The United States Department of Agriculture (USDA) and Department of Health and Human Services (DHHS) are now accepting public comments as they develop the 2020-2025 Dietary Guidelines for Americans (DGAs).
The guidelines, updated at least every five years, establish official recommendations on healthful diets and disease prevention to policymakers and eaters alike. They are are shaped largely by an advisory committee of scientists tasked with reviewing and evaluating the current guidelines, along with new nutrition research, and reporting on their findings. Secretary of Agriculture Sonny Perdue announced the members of the 20-person committee in late February.
The committee is expected to address a series of questions about how different dietary patterns impact the health of American eaters, but for the first time, public feedback was solicited in order to determine what those questions should be. More than 6,000 public comments were submitted to USDA and DHHS.

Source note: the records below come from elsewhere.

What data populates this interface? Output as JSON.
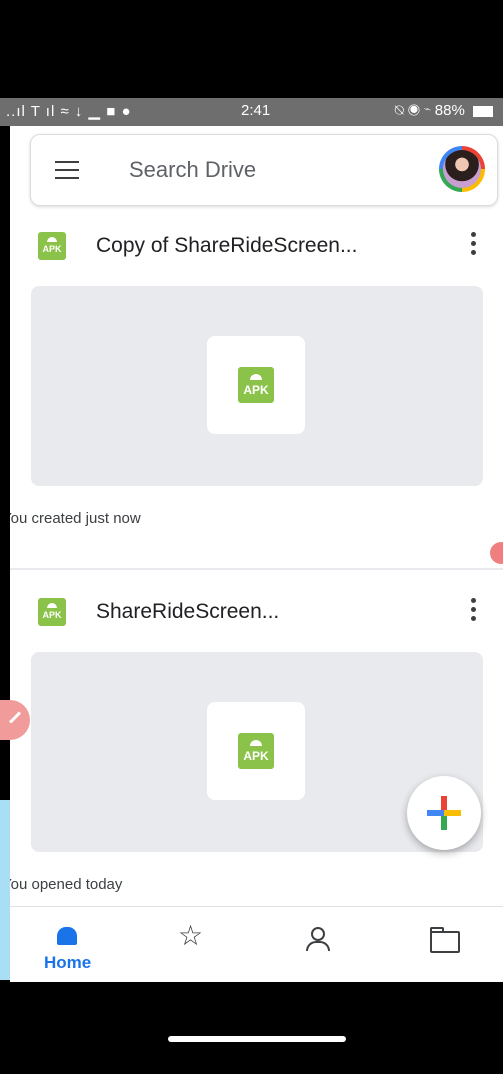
{
  "status_bar": {
    "left_icons": "..ıl T ıl ≈ ↓ ▁ ■ ●",
    "time": "2:41",
    "right_icons": "⍉ ◉ ⌁",
    "battery": "88%"
  },
  "search": {
    "placeholder": "Search Drive"
  },
  "files": [
    {
      "name": "Copy of ShareRideScreen...",
      "type_badge": "APK",
      "activity": "You created just now"
    },
    {
      "name": "ShareRideScreen...",
      "type_badge": "APK",
      "activity": "You opened today"
    }
  ],
  "bottom_nav": {
    "home_label": "Home",
    "icons": [
      "home-icon",
      "star-icon",
      "people-icon",
      "folder-icon"
    ]
  },
  "colors": {
    "accent": "#1a73e8",
    "apk_green": "#8bc34a",
    "preview_bg": "#e8eaed"
  }
}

And this edition will include another first. Past editions of the Dietary Guidelines have provided food and nutrition advice for Americans aged two years and older. Now, for the first time, the guidelines will be expanded to include women who are pregnant and children, from birth to two years of age.
While USDA and DHHS say public comment is essential to the committee’s review of scientific evidence as it develops the next set of guidelines—and that every comment is read—some in the scientific community have criticized past iterations of the guidelines for appearing to bow to industry influence. In 2016, experts from Harvard T.H. Chan School of Public Health said that USDA had ignored key recommendations by the advisory committee, such as avoiding red meat and choosing an environmentally-sustainable diet.
Do you have input to share? You can do so here, and throughout the advisory committee’s review period, which runs until early 2020. Alternatively, you can participate in the committee’s first public meeting in person in Washington, D.C., or via a live-stream. Registration for either option opens on March 19.
This content was originally published here.